HAVANA TIMES — Public pay-for Wi-Fi services in Cuba continue to make news and we are starting to see both the marvelous inventiveness of Cubans and the beginning of illegal practices arise. Let’s start with the latter.
Appearing and Disappearing Pre-Paid Cards
To connect to the Wi-Fi networks, users must purchase a Nauta pre-paid card. One-hour cards are sold at ETECSA locales at the official price of 2 CUC. These Nauta cards, which are ultimately navigation permits, are also procured under a half-pirate, half-corsair flag, an eminently Cuban invention. Let’s have a look.
On Tuesday, October 6, during the airing of the Cuban evening news, journalist Boris Fuentes joined the line of people waiting outside the ETECSA office on Aguila Street, Centro Habana as one more customer, without a microphone or camera.
He asked the door person / custodian (we don’t know whether he gets paid for both jobs) if any pre-paid cards were available. The answer was “no.” Immediately, he came back with the cameras and microphone and asked the same question. This time around, the answer came from the manager, who said that there were cards available. The door person told the cameras he hadn’t been informed of that. The manager said she had delivered 200 cards to each clerk early in the morning and that these had run out, so that she made a second delivery.
The door person / custodian, who deals directly with customers and represents the last link in the chain, thinking the chain would break because of him, insisted he had not been informed of this, several of those present told Progreso Semanal.

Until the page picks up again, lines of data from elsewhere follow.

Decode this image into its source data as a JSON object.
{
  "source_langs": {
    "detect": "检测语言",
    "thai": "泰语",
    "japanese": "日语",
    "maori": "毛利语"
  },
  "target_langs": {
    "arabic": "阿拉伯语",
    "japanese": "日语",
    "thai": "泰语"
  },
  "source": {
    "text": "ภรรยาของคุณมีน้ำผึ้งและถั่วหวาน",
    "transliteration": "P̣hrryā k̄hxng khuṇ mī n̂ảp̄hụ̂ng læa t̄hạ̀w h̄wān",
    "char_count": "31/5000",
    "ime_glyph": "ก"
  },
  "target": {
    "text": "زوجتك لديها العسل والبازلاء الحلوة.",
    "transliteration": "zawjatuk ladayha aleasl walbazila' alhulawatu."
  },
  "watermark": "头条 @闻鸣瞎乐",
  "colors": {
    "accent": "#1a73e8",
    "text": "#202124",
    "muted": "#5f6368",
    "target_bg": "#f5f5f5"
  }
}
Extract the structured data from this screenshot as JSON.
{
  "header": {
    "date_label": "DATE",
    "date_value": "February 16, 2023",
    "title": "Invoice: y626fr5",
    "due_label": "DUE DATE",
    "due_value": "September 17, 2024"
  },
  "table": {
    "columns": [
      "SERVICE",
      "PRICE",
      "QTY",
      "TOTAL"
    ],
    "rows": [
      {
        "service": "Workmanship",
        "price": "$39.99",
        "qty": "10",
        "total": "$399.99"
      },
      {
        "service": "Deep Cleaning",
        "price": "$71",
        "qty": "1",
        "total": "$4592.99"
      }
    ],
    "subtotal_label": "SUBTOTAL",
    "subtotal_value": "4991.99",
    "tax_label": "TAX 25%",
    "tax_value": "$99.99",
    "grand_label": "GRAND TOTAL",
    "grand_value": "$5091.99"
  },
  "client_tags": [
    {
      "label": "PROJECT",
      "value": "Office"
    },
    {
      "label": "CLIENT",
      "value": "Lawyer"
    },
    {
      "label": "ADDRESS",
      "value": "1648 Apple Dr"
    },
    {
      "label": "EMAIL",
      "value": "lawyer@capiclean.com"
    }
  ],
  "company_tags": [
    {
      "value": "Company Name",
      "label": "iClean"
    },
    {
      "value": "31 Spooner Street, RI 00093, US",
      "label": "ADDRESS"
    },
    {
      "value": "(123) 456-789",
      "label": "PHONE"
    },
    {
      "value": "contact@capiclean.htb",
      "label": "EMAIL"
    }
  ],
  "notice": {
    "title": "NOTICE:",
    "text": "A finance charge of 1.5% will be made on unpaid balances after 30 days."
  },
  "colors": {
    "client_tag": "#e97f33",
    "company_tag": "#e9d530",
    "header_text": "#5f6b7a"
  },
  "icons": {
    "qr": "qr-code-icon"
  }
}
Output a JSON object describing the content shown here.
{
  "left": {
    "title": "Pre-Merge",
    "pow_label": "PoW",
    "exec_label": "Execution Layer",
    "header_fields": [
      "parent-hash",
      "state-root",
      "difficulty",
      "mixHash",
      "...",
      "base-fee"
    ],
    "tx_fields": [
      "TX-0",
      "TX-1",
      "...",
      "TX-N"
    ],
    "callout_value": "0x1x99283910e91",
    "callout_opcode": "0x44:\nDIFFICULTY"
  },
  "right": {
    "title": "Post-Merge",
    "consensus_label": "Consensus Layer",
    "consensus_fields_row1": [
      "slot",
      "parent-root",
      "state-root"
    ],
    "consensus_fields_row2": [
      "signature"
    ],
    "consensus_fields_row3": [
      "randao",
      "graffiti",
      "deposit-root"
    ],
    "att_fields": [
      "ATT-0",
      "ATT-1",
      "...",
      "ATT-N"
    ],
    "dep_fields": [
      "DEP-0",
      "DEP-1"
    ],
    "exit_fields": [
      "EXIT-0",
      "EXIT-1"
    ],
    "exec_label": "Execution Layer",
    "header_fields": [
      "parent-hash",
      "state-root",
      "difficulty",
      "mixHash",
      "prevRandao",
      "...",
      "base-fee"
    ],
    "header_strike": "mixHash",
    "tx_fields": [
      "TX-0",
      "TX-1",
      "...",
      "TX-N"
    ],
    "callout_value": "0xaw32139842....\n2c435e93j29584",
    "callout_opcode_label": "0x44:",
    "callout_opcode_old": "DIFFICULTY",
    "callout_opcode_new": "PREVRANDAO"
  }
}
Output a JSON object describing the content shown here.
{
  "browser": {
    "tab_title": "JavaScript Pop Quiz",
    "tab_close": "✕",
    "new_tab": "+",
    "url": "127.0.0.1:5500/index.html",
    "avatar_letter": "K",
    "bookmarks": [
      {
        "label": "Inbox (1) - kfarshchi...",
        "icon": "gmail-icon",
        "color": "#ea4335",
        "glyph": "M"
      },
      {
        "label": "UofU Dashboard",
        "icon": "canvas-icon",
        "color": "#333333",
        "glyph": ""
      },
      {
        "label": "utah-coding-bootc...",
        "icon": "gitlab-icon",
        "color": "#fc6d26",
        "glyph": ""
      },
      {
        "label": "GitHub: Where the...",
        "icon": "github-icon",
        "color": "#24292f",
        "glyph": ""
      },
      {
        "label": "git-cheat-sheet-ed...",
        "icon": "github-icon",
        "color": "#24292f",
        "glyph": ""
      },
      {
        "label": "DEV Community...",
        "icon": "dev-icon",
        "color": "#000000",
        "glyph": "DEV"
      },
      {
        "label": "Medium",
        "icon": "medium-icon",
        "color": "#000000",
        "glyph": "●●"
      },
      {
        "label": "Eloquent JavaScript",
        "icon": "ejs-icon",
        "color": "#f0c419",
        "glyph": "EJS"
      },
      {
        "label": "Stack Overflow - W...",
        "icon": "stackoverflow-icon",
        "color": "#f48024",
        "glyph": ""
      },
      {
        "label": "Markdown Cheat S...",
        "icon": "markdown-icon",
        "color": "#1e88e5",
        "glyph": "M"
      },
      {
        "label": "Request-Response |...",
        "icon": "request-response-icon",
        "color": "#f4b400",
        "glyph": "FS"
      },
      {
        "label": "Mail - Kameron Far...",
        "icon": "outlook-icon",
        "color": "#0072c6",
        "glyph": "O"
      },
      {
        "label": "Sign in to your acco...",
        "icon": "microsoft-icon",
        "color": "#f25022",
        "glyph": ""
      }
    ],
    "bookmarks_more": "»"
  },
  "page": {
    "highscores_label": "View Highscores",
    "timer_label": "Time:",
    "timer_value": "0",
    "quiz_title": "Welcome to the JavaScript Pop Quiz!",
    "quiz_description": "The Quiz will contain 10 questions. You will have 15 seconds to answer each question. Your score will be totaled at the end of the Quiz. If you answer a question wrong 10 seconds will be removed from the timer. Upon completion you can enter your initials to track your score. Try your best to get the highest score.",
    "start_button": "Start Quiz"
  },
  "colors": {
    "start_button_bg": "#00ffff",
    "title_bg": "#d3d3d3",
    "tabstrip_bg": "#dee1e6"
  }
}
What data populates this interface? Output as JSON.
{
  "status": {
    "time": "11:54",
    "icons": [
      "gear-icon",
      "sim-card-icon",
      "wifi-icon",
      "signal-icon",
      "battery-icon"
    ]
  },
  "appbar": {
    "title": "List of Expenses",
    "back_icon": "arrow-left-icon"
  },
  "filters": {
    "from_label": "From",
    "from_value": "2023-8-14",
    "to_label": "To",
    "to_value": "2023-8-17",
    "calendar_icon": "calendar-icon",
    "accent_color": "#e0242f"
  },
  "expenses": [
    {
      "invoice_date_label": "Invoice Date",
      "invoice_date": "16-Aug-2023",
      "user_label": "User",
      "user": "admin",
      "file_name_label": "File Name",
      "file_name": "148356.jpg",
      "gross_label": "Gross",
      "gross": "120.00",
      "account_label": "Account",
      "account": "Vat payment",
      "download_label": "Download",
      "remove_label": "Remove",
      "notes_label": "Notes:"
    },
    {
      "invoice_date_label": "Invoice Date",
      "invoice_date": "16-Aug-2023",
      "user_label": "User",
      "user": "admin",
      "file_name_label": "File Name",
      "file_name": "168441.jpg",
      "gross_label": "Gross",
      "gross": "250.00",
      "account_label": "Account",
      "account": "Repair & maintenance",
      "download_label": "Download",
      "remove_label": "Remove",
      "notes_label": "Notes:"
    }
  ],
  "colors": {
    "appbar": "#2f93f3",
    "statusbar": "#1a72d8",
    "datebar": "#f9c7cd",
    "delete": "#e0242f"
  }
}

The customers waiting in line there and other places visited by the journalist had harsh things to say about the services offered. One of the people interviewed said that the person ahead of him in the line had bought 100 pre-paid cards and that, when he got to the counter, they had run out.
Obviously, the moneyed buyer (who paid 200 CUCs) is one of the many who stand on corners where Wi-Fi services are offered, reselling the cards for more at key hours. However, people don’t see the solution to be found in limiting the number of cards sold to each customer, but instead to produce enough cards to meet the growing demand.
Journalist Fuentes asked why the cards were suddenly available when he showed up with the cameras, when they hadn’t been moments before. Needless to say, the inefficient employees and their accomplices suddenly saw their faces on the TV and got a good scare.
Pirates and Corsairs
At Havana’s Rampa area, the Fe del Valle Park, Marianao or any place with a Wi-Fi hot spot, you are likely to run into these characters whose style, voice and ability to vanish in the blink of an eye recall the drug dealers we see in numerous films. In the movies, these fellows say something like “I’ve got some good shit.” Wi-Fi card resellers say “I’ve got cards.” Are they selling the same cards that appear and disappear at ETECSA locales as if by magic? They put their own value added tax that can range from 1 to 2 CUC over the official price, depending on the time of day and how desperate the buyer seems.
People are of the opinion that this rare blend of pirate and corsair “has suppliers in some of the official sale points.” That, at least, is what Anibal, who has been waiting for more than an hour to buy a card to speak with and see his brother, tells us.
“It’s bigger than that,” a young man named Orlando interjects. “There are (official) sellers who hoard up around 10 or 20 cards to sell them to these unofficial vendors.” Opinions we’ve heard abound and seem to be spreading with greater speed than that afforded by the Wi-Fi networks. That, incidentally, is another problem users complain about: the unstable connections.
A Market Niche
They say Cubans can do just about everything under someone’s nose. As it turns out, it’s not always exactly “under.” As we walked down the San Rafael Boulevard at around 11 at night and neared the intersection with Galeano Street, where the Fe del Valle Park is located, we stepped on an electrical cable. It caught our eye. Indeed, it was a thick, electrical cable, and it cut across the boulevard, leading to the park area, a Wi-Fi hotspot. We looked in two directions, trying to see where the cable ended and where it was coming from.
The cable came down over the wall of a place that was completely dark, cut across the street and ended at a “hub” with four plugs. There, several users had connected their laptops, not having to worry their batteries would run out, something that happened to Adolfo and Cristina. They had been chatting with their daughter in Miami via IMO and, “a few days ago, while conversing, the battery run out. That won’t happen again.” That’s important, considering he was telling his daughter things such as “I’ll be sending the okra you like so much with your aunt Hilda.” Though the couple did not hesitate to tell us about the personal matters they were talking about with their relatives, telling us how much they were paying for the electrical plug (and who charged them for it) was like crossing a line. “I pay for the time I use,” Adolfo said with a smile on his face.
We approached other users interested in meeting and interviewing the Cuban who had found this niche in the market, a stone’s throw away from home, but to no avail. We left thinking about that popular phrase, “Cubans sure know how to make a buck with anything.”